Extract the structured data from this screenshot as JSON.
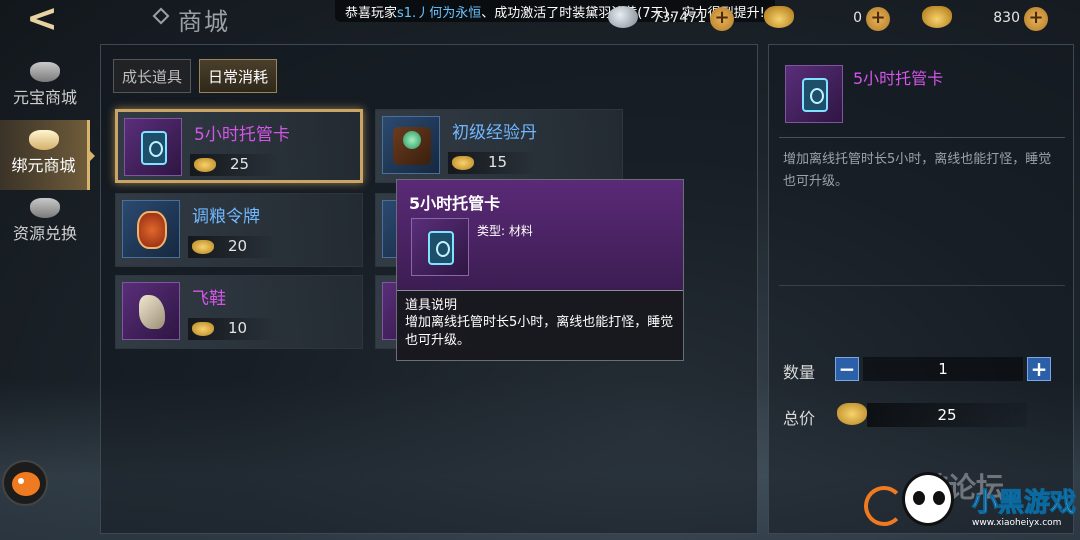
{
  "header": {
    "back_icon": "back-arrow-icon",
    "title": "商城",
    "broadcast": {
      "prefix": "恭喜玩家",
      "server": "s1.",
      "player": "丿何为永恒",
      "suffix": "、成功激活了时装黛羽流黄(7天)，实力得到提升!"
    },
    "currencies": [
      {
        "icon": "silver-icon",
        "value": "737471"
      },
      {
        "icon": "gold-ingot-icon",
        "value": "0"
      },
      {
        "icon": "bound-ingot-icon",
        "value": "830"
      }
    ],
    "add_label": "+"
  },
  "sidebar": {
    "items": [
      {
        "label": "元宝商城",
        "icon": "ingot-icon",
        "active": false
      },
      {
        "label": "绑元商城",
        "icon": "bound-ingot-icon",
        "active": true
      },
      {
        "label": "资源兑换",
        "icon": "exchange-icon",
        "active": false
      }
    ]
  },
  "tabs": [
    {
      "label": "成长道具",
      "active": false
    },
    {
      "label": "日常消耗",
      "active": true
    }
  ],
  "items": [
    {
      "name": "5小时托管卡",
      "price": "25",
      "quality": "purple",
      "icon": "card-icon",
      "selected": true
    },
    {
      "name": "初级经验丹",
      "price": "15",
      "quality": "blue",
      "icon": "exp-pill-icon",
      "selected": false
    },
    {
      "name": "调粮令牌",
      "price": "20",
      "quality": "blue",
      "icon": "token-icon",
      "selected": false
    },
    {
      "name": "飞鞋",
      "price": "10",
      "quality": "purple",
      "icon": "flying-boots-icon",
      "selected": false
    }
  ],
  "tooltip": {
    "name": "5小时托管卡",
    "type_label": "类型: 材料",
    "desc_label": "道具说明",
    "desc": "增加离线托管时长5小时，离线也能打怪，睡觉也可升级。"
  },
  "detail": {
    "name": "5小时托管卡",
    "desc": "增加离线托管时长5小时，离线也能打怪，睡觉也可升级。",
    "quantity_label": "数量",
    "quantity": "1",
    "minus_label": "−",
    "plus_label": "+",
    "total_label": "总价",
    "total": "25"
  },
  "watermark": {
    "main": "小黑游戏",
    "back": "游论坛",
    "sub": "www.xiaoheiyx.com"
  },
  "colors": {
    "purple_quality": "#d455e8",
    "blue_quality": "#6fb8ff",
    "gold_accent": "#caa565"
  }
}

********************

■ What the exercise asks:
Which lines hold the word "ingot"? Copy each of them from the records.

■ Answer for this exercise:
        "icon": "gold-ingot-icon",
        "icon": "bound-ingot-icon",
        "icon": "ingot-icon",
        "icon": "bound-ingot-icon",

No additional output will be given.